SUPPLIED RECORDS Block Start

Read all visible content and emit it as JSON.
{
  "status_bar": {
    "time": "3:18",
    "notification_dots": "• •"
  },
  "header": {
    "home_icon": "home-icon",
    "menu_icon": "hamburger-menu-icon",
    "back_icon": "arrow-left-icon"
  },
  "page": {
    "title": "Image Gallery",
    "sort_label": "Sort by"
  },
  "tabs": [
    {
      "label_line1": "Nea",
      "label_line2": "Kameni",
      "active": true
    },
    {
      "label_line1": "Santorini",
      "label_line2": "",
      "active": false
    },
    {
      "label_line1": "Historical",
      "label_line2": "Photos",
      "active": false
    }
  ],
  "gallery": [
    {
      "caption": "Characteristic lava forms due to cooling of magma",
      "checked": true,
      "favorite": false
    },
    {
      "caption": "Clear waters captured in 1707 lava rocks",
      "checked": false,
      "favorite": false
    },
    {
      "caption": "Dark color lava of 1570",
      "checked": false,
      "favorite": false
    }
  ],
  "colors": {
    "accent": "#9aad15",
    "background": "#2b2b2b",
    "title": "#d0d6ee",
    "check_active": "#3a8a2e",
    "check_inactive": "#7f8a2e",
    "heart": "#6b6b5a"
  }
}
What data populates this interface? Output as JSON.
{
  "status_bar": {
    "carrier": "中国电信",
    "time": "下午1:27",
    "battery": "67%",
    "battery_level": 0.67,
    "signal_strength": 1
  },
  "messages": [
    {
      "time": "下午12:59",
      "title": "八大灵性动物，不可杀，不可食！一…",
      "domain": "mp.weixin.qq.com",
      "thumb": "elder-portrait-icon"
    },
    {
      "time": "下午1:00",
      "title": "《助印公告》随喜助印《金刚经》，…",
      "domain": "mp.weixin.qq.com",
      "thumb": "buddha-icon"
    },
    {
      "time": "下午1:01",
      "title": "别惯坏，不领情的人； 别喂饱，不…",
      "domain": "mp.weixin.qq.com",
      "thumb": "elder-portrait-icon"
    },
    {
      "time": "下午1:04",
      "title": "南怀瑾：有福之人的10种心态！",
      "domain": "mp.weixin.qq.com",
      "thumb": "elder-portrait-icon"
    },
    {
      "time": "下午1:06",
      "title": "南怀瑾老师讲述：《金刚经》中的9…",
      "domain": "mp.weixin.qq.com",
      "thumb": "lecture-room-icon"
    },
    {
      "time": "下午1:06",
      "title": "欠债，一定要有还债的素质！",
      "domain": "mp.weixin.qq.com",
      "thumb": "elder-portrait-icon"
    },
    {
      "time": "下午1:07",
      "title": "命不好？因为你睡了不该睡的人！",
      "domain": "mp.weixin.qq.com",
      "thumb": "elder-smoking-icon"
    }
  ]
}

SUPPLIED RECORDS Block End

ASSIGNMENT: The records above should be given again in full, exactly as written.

RESPONSE BELOW:
Read all visible content and emit it as JSON.
{
  "status_bar": {
    "time": "3:18",
    "notification_dots": "• •"
  },
  "header": {
    "home_icon": "home-icon",
    "menu_icon": "hamburger-menu-icon",
    "back_icon": "arrow-left-icon"
  },
  "page": {
    "title": "Image Gallery",
    "sort_label": "Sort by"
  },
  "tabs": [
    {
      "label_line1": "Nea",
      "label_line2": "Kameni",
      "active": true
    },
    {
      "label_line1": "Santorini",
      "label_line2": "",
      "active": false
    },
    {
      "label_line1": "Historical",
      "label_line2": "Photos",
      "active": false
    }
  ],
  "gallery": [
    {
      "caption": "Characteristic lava forms due to cooling of magma",
      "checked": true,
      "favorite": false
    },
    {
      "caption": "Clear waters captured in 1707 lava rocks",
      "checked": false,
      "favorite": false
    },
    {
      "caption": "Dark color lava of 1570",
      "checked": false,
      "favorite": false
    }
  ],
  "colors": {
    "accent": "#9aad15",
    "background": "#2b2b2b",
    "title": "#d0d6ee",
    "check_active": "#3a8a2e",
    "check_inactive": "#7f8a2e",
    "heart": "#6b6b5a"
  }
}
What data populates this interface? Output as JSON.
{
  "status_bar": {
    "carrier": "中国电信",
    "time": "下午1:27",
    "battery": "67%",
    "battery_level": 0.67,
    "signal_strength": 1
  },
  "messages": [
    {
      "time": "下午12:59",
      "title": "八大灵性动物，不可杀，不可食！一…",
      "domain": "mp.weixin.qq.com",
      "thumb": "elder-portrait-icon"
    },
    {
      "time": "下午1:00",
      "title": "《助印公告》随喜助印《金刚经》，…",
      "domain": "mp.weixin.qq.com",
      "thumb": "buddha-icon"
    },
    {
      "time": "下午1:01",
      "title": "别惯坏，不领情的人； 别喂饱，不…",
      "domain": "mp.weixin.qq.com",
      "thumb": "elder-portrait-icon"
    },
    {
      "time": "下午1:04",
      "title": "南怀瑾：有福之人的10种心态！",
      "domain": "mp.weixin.qq.com",
      "thumb": "elder-portrait-icon"
    },
    {
      "time": "下午1:06",
      "title": "南怀瑾老师讲述：《金刚经》中的9…",
      "domain": "mp.weixin.qq.com",
      "thumb": "lecture-room-icon"
    },
    {
      "time": "下午1:06",
      "title": "欠债，一定要有还债的素质！",
      "domain": "mp.weixin.qq.com",
      "thumb": "elder-portrait-icon"
    },
    {
      "time": "下午1:07",
      "title": "命不好？因为你睡了不该睡的人！",
      "domain": "mp.weixin.qq.com",
      "thumb": "elder-smoking-icon"
    }
  ]
}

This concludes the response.